While considered heretical on many points, he was a firm believer in supernatural Christianity, and frequently took the field in defense of prophecy and miracle, including anointing the sick and touching for the king’s evil. His dislike of rationalism in religion also made him one of the numerous opponents of Benjamin Hoadly’s Plain Account of the Nature and End of the Sacrament. He held that Song of Solomon was apocryphal and that the Book of Baruch was not. He was fervent in his views of ecclesiastical government and discipline, derived from the Apostolical Constitutions, on the ecclesiastical authorities. He challenged the teachings of Athanasius. He challenged Sir Isaac Newton’s Biblical chronological system with success; but he himself lost not only time but money in an endeavour to solve the problem of longitude.
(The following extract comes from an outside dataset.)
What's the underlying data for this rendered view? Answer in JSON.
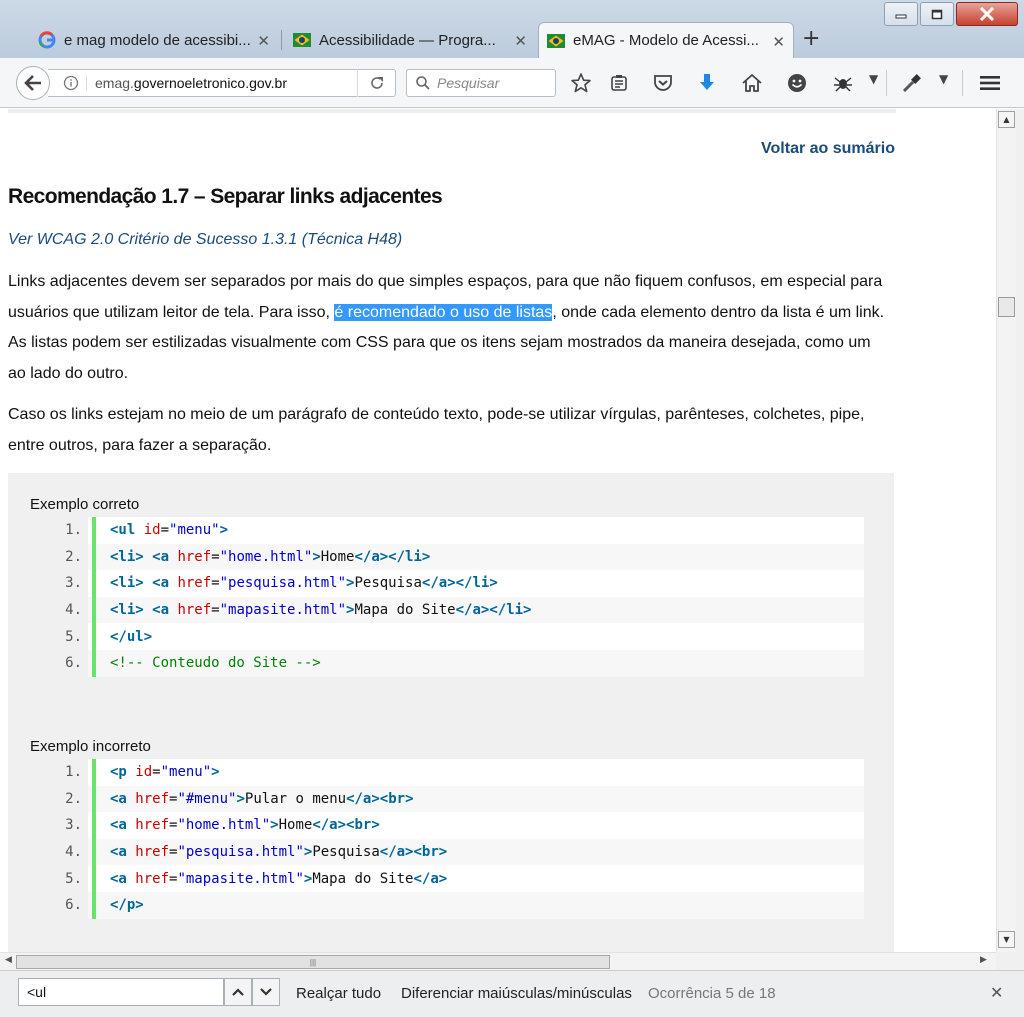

In 1736 he caused widespread anxiety among London’s citizen when he predicted the world would end on October 16th of that year because a comet would hit the earth; the Archbishop of Canterbury, William Wake, had to officially deny this prediction to ease the public.
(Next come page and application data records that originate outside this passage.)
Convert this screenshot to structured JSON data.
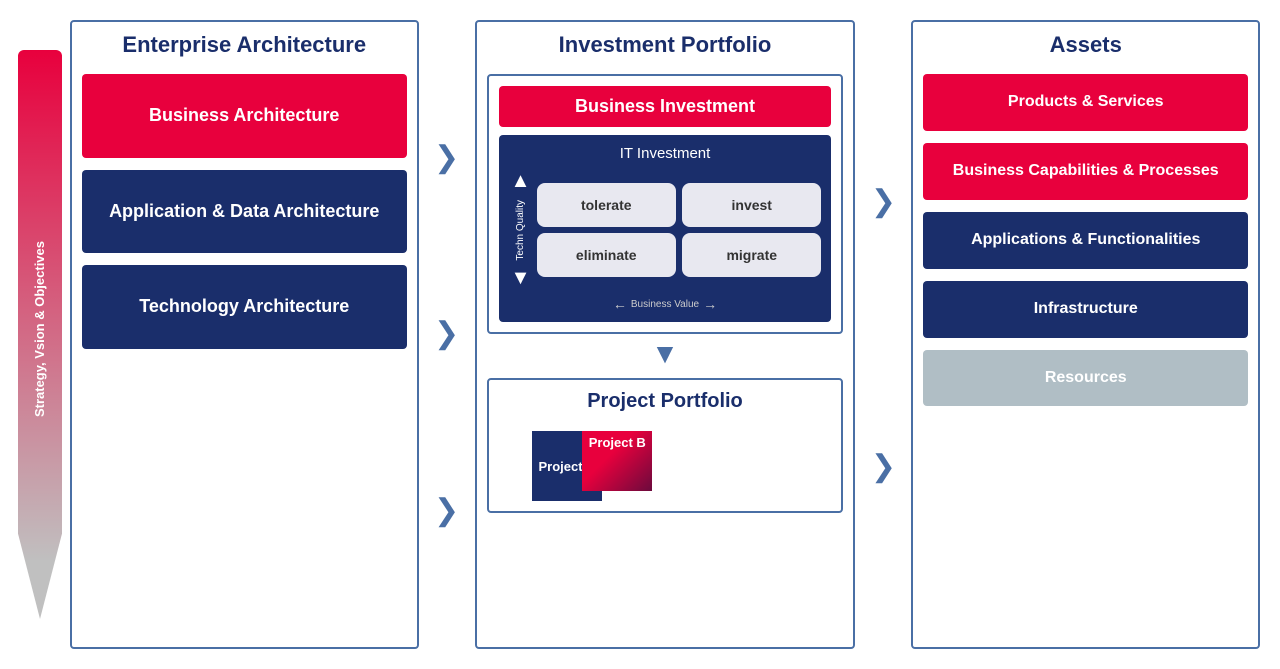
{
  "vertical_label": "Strategy, Vsion & Objectives",
  "columns": {
    "enterprise_architecture": {
      "title": "Enterprise Architecture",
      "boxes": [
        {
          "label": "Business Architecture",
          "type": "red"
        },
        {
          "label": "Application & Data Architecture",
          "type": "navy"
        },
        {
          "label": "Technology Architecture",
          "type": "navy"
        }
      ]
    },
    "investment_portfolio": {
      "title": "Investment Portfolio",
      "business_investment": "Business Investment",
      "it_investment": {
        "title": "IT Investment",
        "quadrants": [
          "tolerate",
          "invest",
          "eliminate",
          "migrate"
        ],
        "tech_quality_label": "Techn Quality",
        "business_value_label": "Business Value"
      },
      "project_portfolio": {
        "title": "Project Portfolio",
        "projects": [
          {
            "label": "Project A",
            "type": "navy"
          },
          {
            "label": "Project B",
            "type": "red"
          }
        ]
      }
    },
    "assets": {
      "title": "Assets",
      "boxes": [
        {
          "label": "Products & Services",
          "type": "red"
        },
        {
          "label": "Business Capabilities & Processes",
          "type": "red"
        },
        {
          "label": "Applications & Functionalities",
          "type": "navy"
        },
        {
          "label": "Infrastructure",
          "type": "navy"
        },
        {
          "label": "Resources",
          "type": "gray"
        }
      ]
    }
  },
  "arrows": {
    "right_arrow": "❯",
    "down_arrow": "▼",
    "up_arrow": "▲"
  }
}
Of all his singular opinions the best known is his advocacy of clerical monogamy, immortalized in The Vicar of Wakefield. Of all his labours the most useful is his translation of the works of Josephus (1737), with notes and dissertations, still often reprinted to the present day. His last “famous discovery, or rather revival of Dr Giles Fletcher, the Elder’s,” which he mentions in his autobiography with infinite complacency, was the identification of the Tatars with the lost tribes of Israel. In 1745 he published his Primitive New Testament. About the same time (1747) he finally left the Anglican communion for the Baptist, leaving the church literally as well as figuratively by quitting it as the clergyman began to read the Athanasian Creed. He had a happy family life and died in Lyndon Hall, Rutland, at the home of his son-in-law, Samuel Barker on 22 August 1752. He was survived by his children Sarah, William, George, and John. Whiston left a memoir (3 vols., 1749-1750) which deserves more attention than it has received, both for its characteristic individuality and as a storehouse of curious anecdotes and illustrations of the religious and moral tendencies of the age. It does not, however, contain any account of the proceedings taken against him at Cambridge for his antitrinitarianism, these having been published separately at the time.” (Wikipedia)

Date: 16 Oct 2003
Time: 04:53:46

Trying to find out age of book out of William Whiston’s library. “The Works of Flavius Josephus”  [TDD: 1737]

Date:  02 Nov 2003
Time: 11:02:40

How do you find out the date of a leather bound book entitled “Josephus’s Complete Works”? The book was published by The Arundel Print, New York. There is no publishing date listed.

Date:  10 Sep 2004
Time:  12:16:52

josephus Flavius publishers: Holt Rinehart & Winston Publishing date please

Date: 22 Nov 2007
Time: 12:26:57

Any one interested in purchasing of Whiston’s 1711 “An Historical Preface to Primitive Christianity ribib’d…”?

David G. Sox, chesahbinu@comcast.net